Go over the data and copy out each line with "true" in it.
[[ DATA, beginning ]]
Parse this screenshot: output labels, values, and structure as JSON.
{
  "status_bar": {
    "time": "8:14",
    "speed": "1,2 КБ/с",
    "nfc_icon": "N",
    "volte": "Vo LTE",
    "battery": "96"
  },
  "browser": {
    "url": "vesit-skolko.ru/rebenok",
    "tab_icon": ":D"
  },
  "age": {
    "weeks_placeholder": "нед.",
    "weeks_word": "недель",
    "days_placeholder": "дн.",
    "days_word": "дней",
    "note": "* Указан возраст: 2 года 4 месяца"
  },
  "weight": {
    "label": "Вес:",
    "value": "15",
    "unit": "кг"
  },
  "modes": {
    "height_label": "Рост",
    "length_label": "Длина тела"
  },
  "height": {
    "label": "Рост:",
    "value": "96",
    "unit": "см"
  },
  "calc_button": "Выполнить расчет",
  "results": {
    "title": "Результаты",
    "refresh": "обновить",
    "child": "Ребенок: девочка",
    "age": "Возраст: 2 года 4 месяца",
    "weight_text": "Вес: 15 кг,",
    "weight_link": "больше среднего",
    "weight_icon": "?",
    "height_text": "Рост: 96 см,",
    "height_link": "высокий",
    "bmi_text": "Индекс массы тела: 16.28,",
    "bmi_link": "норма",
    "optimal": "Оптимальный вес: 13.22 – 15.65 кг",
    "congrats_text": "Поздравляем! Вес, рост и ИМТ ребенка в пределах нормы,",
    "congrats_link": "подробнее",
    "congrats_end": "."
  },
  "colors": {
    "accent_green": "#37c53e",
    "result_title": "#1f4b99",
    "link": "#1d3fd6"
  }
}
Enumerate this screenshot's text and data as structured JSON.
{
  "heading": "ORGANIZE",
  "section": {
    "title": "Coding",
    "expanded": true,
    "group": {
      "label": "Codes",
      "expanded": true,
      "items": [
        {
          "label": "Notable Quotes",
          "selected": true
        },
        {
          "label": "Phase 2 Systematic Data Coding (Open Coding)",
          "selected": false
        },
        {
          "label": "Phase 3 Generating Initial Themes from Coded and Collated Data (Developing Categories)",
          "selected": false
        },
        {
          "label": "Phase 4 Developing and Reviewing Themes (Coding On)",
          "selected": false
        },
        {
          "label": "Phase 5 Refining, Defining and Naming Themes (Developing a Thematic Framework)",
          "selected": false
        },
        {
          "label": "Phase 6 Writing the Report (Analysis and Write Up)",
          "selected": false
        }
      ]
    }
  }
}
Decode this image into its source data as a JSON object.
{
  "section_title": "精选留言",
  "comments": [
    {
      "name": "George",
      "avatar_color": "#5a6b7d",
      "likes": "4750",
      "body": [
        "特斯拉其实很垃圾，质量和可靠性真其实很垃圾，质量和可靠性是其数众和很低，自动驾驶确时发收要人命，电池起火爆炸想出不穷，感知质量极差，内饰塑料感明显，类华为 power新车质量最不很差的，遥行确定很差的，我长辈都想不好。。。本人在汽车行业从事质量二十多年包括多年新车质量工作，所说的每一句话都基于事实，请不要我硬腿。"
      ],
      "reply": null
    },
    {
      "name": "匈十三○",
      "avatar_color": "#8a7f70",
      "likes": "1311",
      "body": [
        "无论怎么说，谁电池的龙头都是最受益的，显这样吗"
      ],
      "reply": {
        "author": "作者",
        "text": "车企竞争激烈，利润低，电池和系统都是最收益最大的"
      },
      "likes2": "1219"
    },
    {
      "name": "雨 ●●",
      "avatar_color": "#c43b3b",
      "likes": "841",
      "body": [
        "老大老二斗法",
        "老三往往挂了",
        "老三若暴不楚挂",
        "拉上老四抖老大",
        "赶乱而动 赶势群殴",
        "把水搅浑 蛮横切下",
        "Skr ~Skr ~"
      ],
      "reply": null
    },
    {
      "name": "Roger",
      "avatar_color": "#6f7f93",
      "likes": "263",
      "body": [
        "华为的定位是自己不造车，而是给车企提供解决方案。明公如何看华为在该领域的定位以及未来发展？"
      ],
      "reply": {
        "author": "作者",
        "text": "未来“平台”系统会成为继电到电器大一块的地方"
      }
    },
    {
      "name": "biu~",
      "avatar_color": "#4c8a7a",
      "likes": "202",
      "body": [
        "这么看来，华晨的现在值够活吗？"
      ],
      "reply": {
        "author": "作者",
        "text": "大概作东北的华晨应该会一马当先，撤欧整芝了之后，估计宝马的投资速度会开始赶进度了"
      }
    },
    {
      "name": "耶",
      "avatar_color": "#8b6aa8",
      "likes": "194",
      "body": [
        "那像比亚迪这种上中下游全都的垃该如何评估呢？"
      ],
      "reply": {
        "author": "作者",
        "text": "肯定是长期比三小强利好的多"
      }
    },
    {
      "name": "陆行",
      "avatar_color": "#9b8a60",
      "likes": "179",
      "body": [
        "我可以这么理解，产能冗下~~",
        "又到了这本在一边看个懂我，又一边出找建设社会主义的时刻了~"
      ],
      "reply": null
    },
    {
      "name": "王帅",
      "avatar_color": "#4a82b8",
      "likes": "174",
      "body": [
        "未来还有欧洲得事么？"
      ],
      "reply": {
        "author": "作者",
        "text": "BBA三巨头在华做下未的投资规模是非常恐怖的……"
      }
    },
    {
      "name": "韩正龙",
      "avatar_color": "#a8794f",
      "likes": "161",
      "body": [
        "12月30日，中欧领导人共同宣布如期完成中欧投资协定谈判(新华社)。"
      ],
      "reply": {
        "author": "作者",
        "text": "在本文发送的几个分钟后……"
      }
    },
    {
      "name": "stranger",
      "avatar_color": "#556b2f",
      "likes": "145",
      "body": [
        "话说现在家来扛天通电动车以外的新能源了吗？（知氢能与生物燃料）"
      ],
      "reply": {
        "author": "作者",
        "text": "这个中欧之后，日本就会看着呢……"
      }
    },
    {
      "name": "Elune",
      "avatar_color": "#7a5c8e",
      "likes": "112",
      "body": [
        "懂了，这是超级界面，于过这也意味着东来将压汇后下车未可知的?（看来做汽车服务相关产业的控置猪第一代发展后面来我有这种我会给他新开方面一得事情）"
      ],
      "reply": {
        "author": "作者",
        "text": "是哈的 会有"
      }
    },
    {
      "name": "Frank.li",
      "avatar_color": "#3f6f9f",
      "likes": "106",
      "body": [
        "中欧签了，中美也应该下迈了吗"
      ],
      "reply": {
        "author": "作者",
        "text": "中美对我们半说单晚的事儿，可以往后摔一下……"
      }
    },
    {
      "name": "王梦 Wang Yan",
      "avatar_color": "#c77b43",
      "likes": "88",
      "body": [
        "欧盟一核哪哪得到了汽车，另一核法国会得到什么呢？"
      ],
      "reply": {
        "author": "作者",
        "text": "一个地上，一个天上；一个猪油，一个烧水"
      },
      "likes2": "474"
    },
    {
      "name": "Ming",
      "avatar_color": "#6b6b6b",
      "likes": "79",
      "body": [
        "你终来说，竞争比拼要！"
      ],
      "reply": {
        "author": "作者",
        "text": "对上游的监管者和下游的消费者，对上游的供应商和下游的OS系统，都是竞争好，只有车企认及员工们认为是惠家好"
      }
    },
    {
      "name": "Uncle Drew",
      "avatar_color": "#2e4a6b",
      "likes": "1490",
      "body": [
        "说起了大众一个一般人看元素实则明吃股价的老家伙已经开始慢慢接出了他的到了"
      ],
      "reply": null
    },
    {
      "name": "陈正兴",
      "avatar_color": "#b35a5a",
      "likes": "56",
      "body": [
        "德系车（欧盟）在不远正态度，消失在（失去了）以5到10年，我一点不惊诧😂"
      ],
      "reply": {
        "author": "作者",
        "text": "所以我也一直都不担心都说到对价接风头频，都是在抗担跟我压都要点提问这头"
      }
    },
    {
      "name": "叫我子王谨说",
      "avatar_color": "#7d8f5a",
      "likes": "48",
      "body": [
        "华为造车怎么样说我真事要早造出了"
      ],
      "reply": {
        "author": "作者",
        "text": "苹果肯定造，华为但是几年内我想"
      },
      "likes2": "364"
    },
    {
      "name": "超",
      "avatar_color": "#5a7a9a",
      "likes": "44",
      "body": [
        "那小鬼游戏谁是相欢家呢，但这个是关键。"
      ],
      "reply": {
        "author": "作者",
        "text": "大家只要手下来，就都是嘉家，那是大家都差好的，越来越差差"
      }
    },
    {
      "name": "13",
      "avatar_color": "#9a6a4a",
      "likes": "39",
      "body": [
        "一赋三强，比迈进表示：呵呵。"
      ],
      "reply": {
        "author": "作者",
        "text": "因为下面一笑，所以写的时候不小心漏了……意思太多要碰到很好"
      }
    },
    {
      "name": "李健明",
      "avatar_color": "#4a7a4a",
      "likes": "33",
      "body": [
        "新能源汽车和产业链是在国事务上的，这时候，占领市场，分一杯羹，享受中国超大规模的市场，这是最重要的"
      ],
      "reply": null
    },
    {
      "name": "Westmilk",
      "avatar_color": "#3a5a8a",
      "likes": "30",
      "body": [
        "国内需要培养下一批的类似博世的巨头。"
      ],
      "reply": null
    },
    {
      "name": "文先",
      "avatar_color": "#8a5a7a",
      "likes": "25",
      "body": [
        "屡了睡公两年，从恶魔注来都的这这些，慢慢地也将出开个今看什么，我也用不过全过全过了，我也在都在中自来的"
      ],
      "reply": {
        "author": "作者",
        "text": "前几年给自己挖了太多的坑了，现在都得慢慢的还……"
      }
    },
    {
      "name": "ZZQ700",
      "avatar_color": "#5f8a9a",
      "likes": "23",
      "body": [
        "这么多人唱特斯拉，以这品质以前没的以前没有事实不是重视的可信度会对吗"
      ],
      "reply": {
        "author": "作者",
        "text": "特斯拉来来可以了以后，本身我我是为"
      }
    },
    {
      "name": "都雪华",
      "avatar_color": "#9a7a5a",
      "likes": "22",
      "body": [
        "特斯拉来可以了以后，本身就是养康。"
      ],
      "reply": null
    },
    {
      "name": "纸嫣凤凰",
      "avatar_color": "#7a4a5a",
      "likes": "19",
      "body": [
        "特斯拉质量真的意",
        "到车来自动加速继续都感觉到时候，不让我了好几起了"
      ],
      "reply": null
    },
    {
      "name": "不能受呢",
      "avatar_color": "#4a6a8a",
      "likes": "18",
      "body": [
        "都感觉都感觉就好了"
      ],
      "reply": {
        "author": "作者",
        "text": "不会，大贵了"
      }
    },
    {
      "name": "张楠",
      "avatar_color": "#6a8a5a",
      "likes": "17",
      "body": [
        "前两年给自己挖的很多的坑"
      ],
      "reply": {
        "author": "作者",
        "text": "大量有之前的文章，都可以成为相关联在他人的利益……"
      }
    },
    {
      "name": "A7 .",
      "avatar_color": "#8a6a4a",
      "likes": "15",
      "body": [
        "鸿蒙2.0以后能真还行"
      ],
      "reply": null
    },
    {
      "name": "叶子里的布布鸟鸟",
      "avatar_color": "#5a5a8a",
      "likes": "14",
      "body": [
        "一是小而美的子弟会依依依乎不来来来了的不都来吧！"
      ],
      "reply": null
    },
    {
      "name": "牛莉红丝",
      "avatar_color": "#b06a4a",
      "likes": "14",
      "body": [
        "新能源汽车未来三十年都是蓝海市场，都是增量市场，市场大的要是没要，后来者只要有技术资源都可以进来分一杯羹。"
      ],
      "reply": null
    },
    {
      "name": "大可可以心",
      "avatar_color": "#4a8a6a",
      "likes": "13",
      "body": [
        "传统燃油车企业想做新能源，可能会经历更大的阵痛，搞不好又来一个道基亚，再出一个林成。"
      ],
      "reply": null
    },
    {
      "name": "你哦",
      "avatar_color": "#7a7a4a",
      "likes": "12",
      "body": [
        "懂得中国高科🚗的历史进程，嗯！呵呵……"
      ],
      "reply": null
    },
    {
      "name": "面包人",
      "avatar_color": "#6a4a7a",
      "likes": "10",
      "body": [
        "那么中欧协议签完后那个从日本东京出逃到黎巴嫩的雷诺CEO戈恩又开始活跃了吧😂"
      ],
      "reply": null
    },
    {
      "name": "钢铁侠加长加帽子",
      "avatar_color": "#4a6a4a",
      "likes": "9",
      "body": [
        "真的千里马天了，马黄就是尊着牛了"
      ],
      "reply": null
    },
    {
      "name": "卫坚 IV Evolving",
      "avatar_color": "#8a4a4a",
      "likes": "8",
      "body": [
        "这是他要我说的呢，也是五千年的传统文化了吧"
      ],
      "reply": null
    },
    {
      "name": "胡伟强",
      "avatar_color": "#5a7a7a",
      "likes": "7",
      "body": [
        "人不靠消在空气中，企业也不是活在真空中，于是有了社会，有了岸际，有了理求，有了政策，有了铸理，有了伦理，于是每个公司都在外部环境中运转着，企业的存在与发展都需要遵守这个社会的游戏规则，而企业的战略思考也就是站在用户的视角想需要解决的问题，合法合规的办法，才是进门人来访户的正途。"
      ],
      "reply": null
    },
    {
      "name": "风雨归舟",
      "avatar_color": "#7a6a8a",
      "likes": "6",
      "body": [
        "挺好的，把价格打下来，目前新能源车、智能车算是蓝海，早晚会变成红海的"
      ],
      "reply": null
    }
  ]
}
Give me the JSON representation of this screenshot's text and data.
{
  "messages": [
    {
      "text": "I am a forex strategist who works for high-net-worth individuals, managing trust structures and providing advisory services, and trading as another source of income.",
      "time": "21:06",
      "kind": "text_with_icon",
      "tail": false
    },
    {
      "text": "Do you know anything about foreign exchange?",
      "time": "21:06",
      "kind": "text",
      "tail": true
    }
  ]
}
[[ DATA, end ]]
RESPONSE BELOW
    "expanded": true,
      "expanded": true,
          "selected": true
      "tail": true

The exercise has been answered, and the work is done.